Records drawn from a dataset

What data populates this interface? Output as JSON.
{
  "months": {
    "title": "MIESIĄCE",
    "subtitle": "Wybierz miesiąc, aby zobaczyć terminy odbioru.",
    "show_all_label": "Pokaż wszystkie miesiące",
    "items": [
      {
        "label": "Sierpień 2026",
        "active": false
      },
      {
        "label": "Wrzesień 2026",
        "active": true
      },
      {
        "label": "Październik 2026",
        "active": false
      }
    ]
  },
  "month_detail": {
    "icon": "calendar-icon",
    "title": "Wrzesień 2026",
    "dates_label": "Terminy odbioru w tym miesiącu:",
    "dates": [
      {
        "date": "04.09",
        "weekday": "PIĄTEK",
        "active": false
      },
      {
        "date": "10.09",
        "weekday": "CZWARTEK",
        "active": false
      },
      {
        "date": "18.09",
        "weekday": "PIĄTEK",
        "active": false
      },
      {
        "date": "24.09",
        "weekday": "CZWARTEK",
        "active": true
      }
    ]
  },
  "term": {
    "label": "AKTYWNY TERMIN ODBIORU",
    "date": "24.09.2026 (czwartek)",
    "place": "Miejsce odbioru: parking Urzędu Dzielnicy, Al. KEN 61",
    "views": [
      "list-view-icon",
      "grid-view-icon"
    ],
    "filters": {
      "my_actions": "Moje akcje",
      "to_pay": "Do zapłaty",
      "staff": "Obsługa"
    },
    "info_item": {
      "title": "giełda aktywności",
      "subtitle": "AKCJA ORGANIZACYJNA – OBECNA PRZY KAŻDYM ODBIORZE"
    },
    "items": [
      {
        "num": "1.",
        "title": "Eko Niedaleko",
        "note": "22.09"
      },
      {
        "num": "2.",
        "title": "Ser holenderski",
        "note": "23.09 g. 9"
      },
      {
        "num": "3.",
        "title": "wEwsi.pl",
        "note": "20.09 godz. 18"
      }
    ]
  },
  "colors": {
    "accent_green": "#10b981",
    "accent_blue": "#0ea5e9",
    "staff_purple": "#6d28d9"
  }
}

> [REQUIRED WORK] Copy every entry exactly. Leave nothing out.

> [FINISHED TASK]
What data populates this interface? Output as JSON.
{
  "months": {
    "title": "MIESIĄCE",
    "subtitle": "Wybierz miesiąc, aby zobaczyć terminy odbioru.",
    "show_all_label": "Pokaż wszystkie miesiące",
    "items": [
      {
        "label": "Sierpień 2026",
        "active": false
      },
      {
        "label": "Wrzesień 2026",
        "active": true
      },
      {
        "label": "Październik 2026",
        "active": false
      }
    ]
  },
  "month_detail": {
    "icon": "calendar-icon",
    "title": "Wrzesień 2026",
    "dates_label": "Terminy odbioru w tym miesiącu:",
    "dates": [
      {
        "date": "04.09",
        "weekday": "PIĄTEK",
        "active": false
      },
      {
        "date": "10.09",
        "weekday": "CZWARTEK",
        "active": false
      },
      {
        "date": "18.09",
        "weekday": "PIĄTEK",
        "active": false
      },
      {
        "date": "24.09",
        "weekday": "CZWARTEK",
        "active": true
      }
    ]
  },
  "term": {
    "label": "AKTYWNY TERMIN ODBIORU",
    "date": "24.09.2026 (czwartek)",
    "place": "Miejsce odbioru: parking Urzędu Dzielnicy, Al. KEN 61",
    "views": [
      "list-view-icon",
      "grid-view-icon"
    ],
    "filters": {
      "my_actions": "Moje akcje",
      "to_pay": "Do zapłaty",
      "staff": "Obsługa"
    },
    "info_item": {
      "title": "giełda aktywności",
      "subtitle": "AKCJA ORGANIZACYJNA – OBECNA PRZY KAŻDYM ODBIORZE"
    },
    "items": [
      {
        "num": "1.",
        "title": "Eko Niedaleko",
        "note": "22.09"
      },
      {
        "num": "2.",
        "title": "Ser holenderski",
        "note": "23.09 g. 9"
      },
      {
        "num": "3.",
        "title": "wEwsi.pl",
        "note": "20.09 godz. 18"
      }
    ]
  },
  "colors": {
    "accent_green": "#10b981",
    "accent_blue": "#0ea5e9",
    "staff_purple": "#6d28d9"
  }
}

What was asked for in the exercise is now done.